--- EXTRACTED ENTRIES Enclosed Below ---

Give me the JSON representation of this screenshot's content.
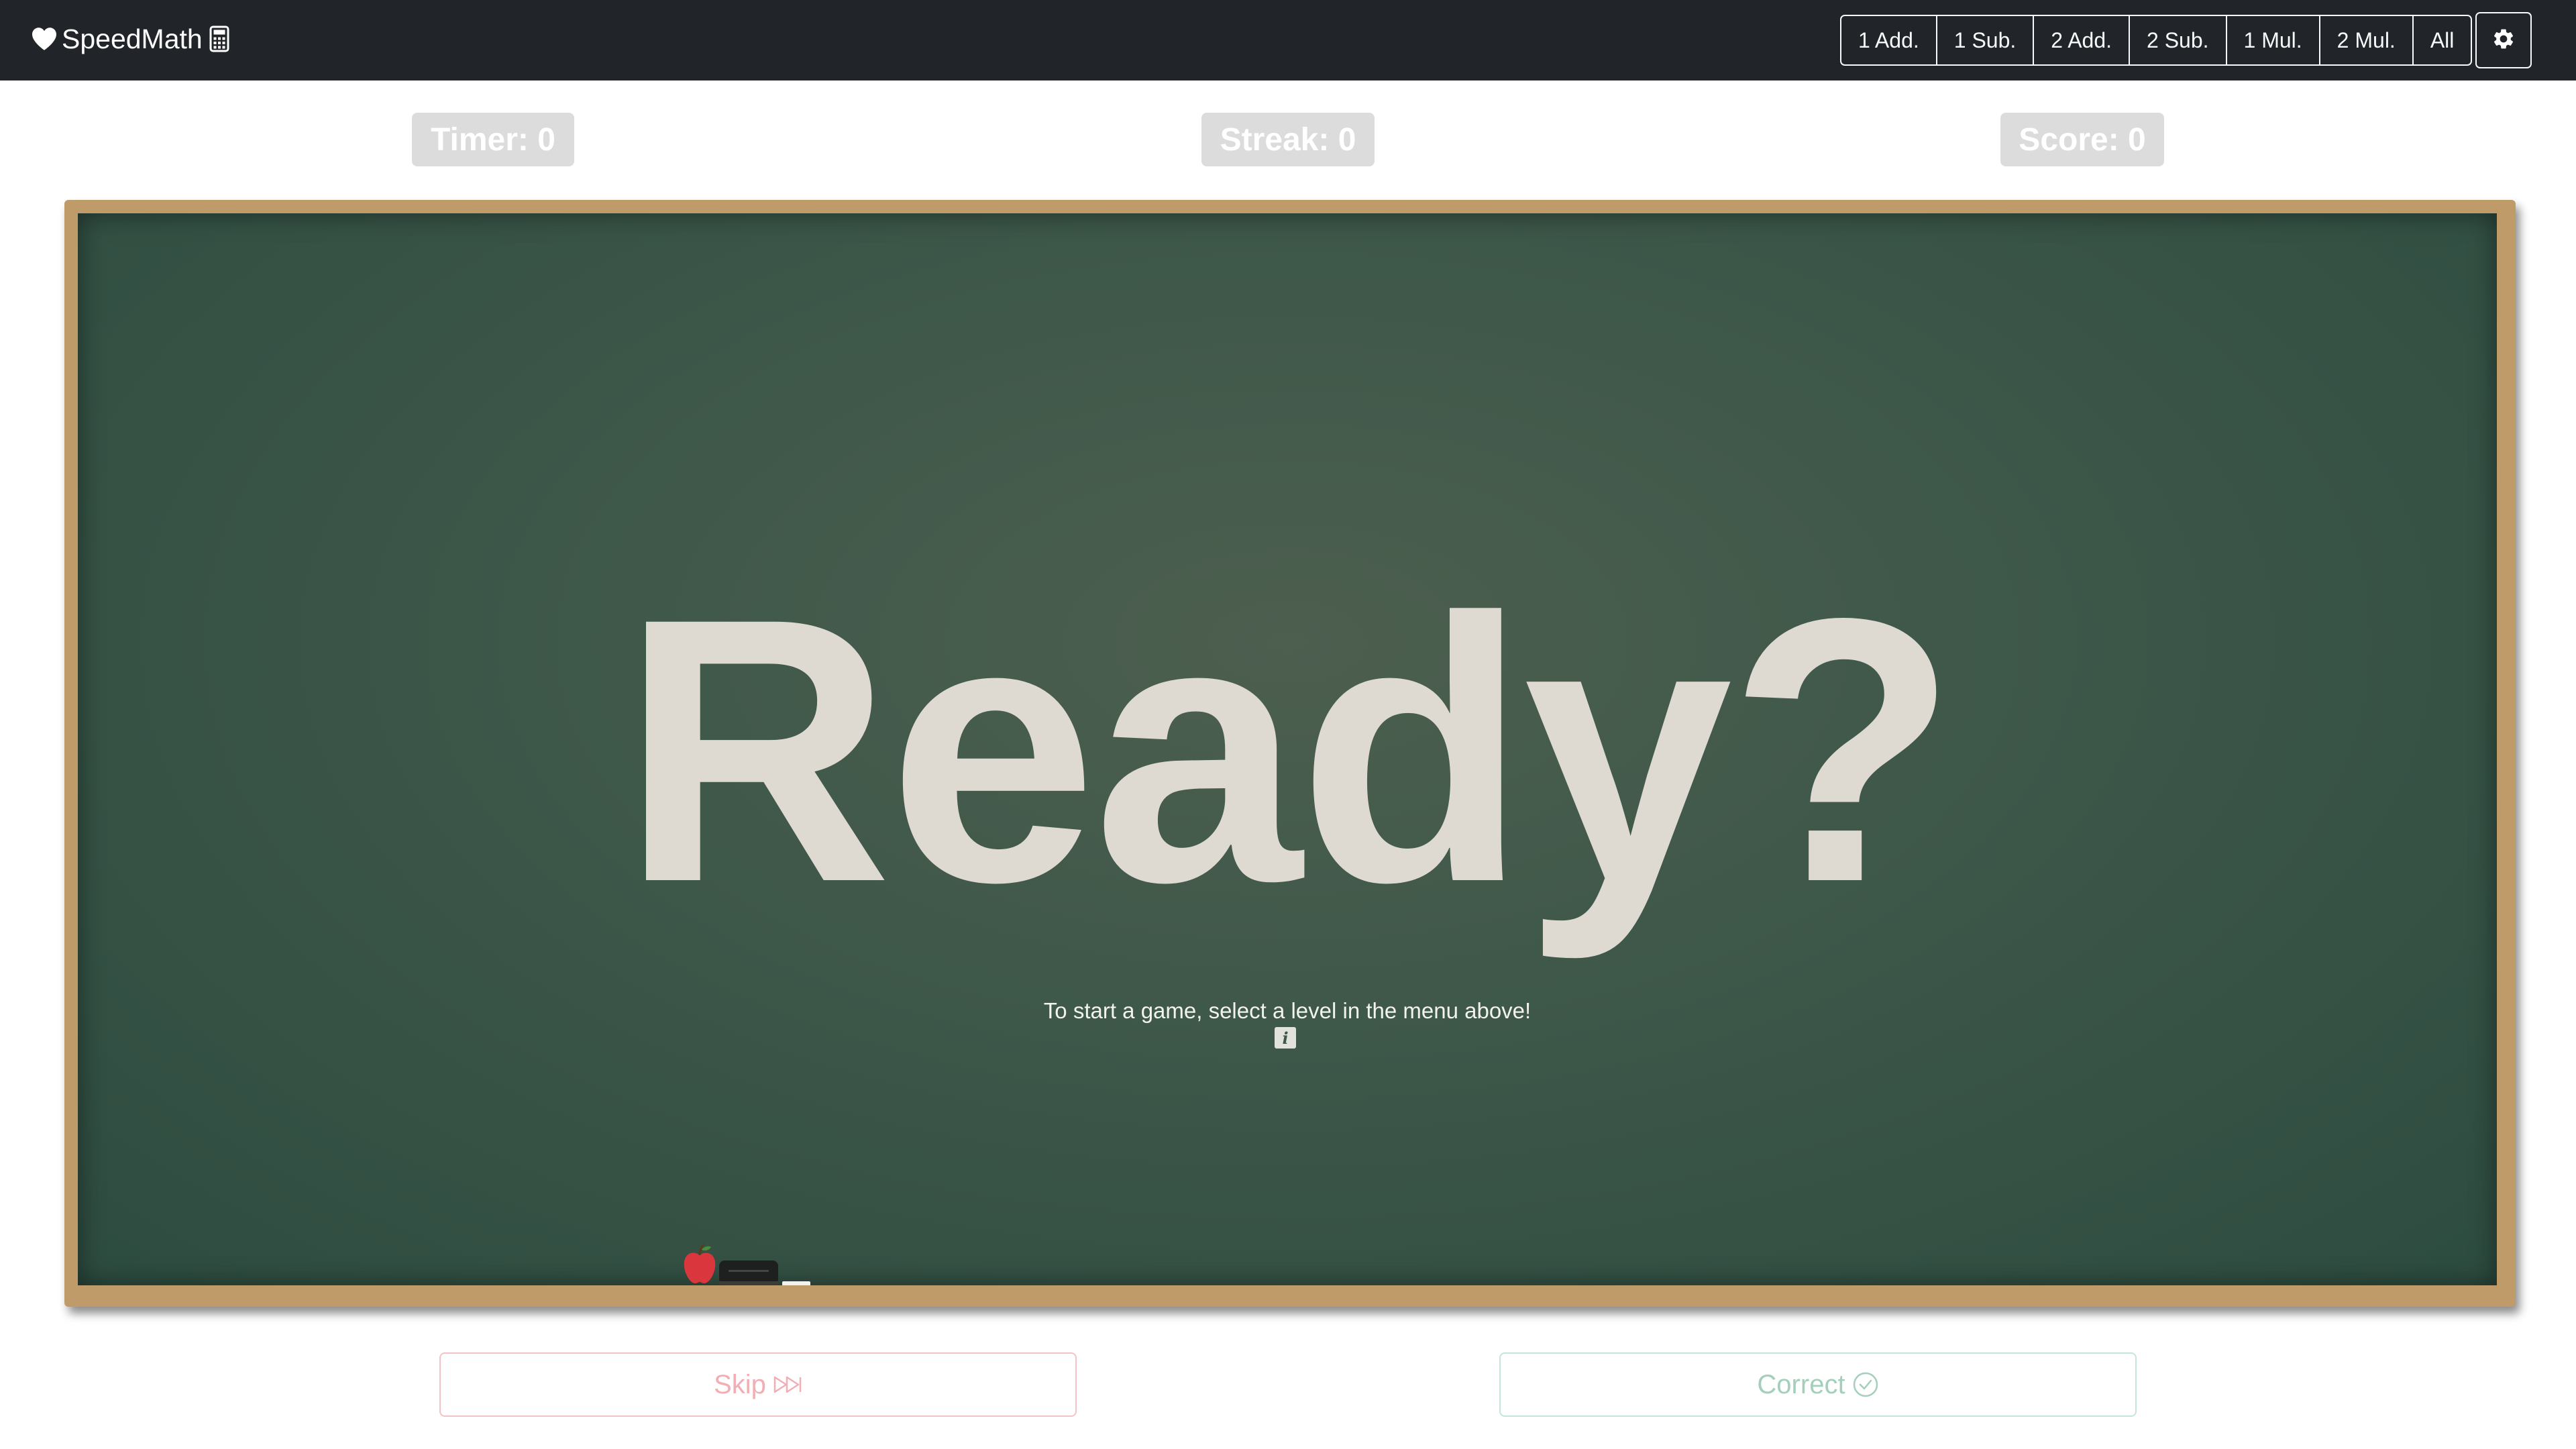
{
  "navbar": {
    "brand_name": "SpeedMath",
    "brand_icons": [
      "heart-icon",
      "calculator-icon"
    ],
    "levels": [
      {
        "label": "1 Add."
      },
      {
        "label": "1 Sub."
      },
      {
        "label": "2 Add."
      },
      {
        "label": "2 Sub."
      },
      {
        "label": "1 Mul."
      },
      {
        "label": "2 Mul."
      },
      {
        "label": "All"
      }
    ],
    "settings_icon": "gear-icon"
  },
  "stats": {
    "timer": "Timer: 0",
    "streak": "Streak: 0",
    "score": "Score: 0"
  },
  "board": {
    "headline": "Ready?",
    "instruction": "To start a game, select a level in the menu above!",
    "info_label": "i",
    "decorations": [
      "apple-icon",
      "eraser",
      "chalk"
    ]
  },
  "actions": {
    "skip_label": "Skip",
    "skip_icon": "fast-forward-icon",
    "correct_label": "Correct",
    "correct_icon": "check-circle-icon"
  },
  "colors": {
    "navbar_bg": "#212529",
    "board_green": "#3d5749",
    "frame_wood": "#bf9b6a",
    "chalk_text": "#dedad1",
    "stat_bg": "#dcdcdc",
    "skip_color": "#f1aeb5",
    "correct_color": "#a3cfbb"
  }
}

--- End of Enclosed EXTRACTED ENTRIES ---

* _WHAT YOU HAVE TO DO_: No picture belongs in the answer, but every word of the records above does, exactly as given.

* _WRITTEN RESPONSE_:
Give me the JSON representation of this screenshot's content.
{
  "navbar": {
    "brand_name": "SpeedMath",
    "brand_icons": [
      "heart-icon",
      "calculator-icon"
    ],
    "levels": [
      {
        "label": "1 Add."
      },
      {
        "label": "1 Sub."
      },
      {
        "label": "2 Add."
      },
      {
        "label": "2 Sub."
      },
      {
        "label": "1 Mul."
      },
      {
        "label": "2 Mul."
      },
      {
        "label": "All"
      }
    ],
    "settings_icon": "gear-icon"
  },
  "stats": {
    "timer": "Timer: 0",
    "streak": "Streak: 0",
    "score": "Score: 0"
  },
  "board": {
    "headline": "Ready?",
    "instruction": "To start a game, select a level in the menu above!",
    "info_label": "i",
    "decorations": [
      "apple-icon",
      "eraser",
      "chalk"
    ]
  },
  "actions": {
    "skip_label": "Skip",
    "skip_icon": "fast-forward-icon",
    "correct_label": "Correct",
    "correct_icon": "check-circle-icon"
  },
  "colors": {
    "navbar_bg": "#212529",
    "board_green": "#3d5749",
    "frame_wood": "#bf9b6a",
    "chalk_text": "#dedad1",
    "stat_bg": "#dcdcdc",
    "skip_color": "#f1aeb5",
    "correct_color": "#a3cfbb"
  }
}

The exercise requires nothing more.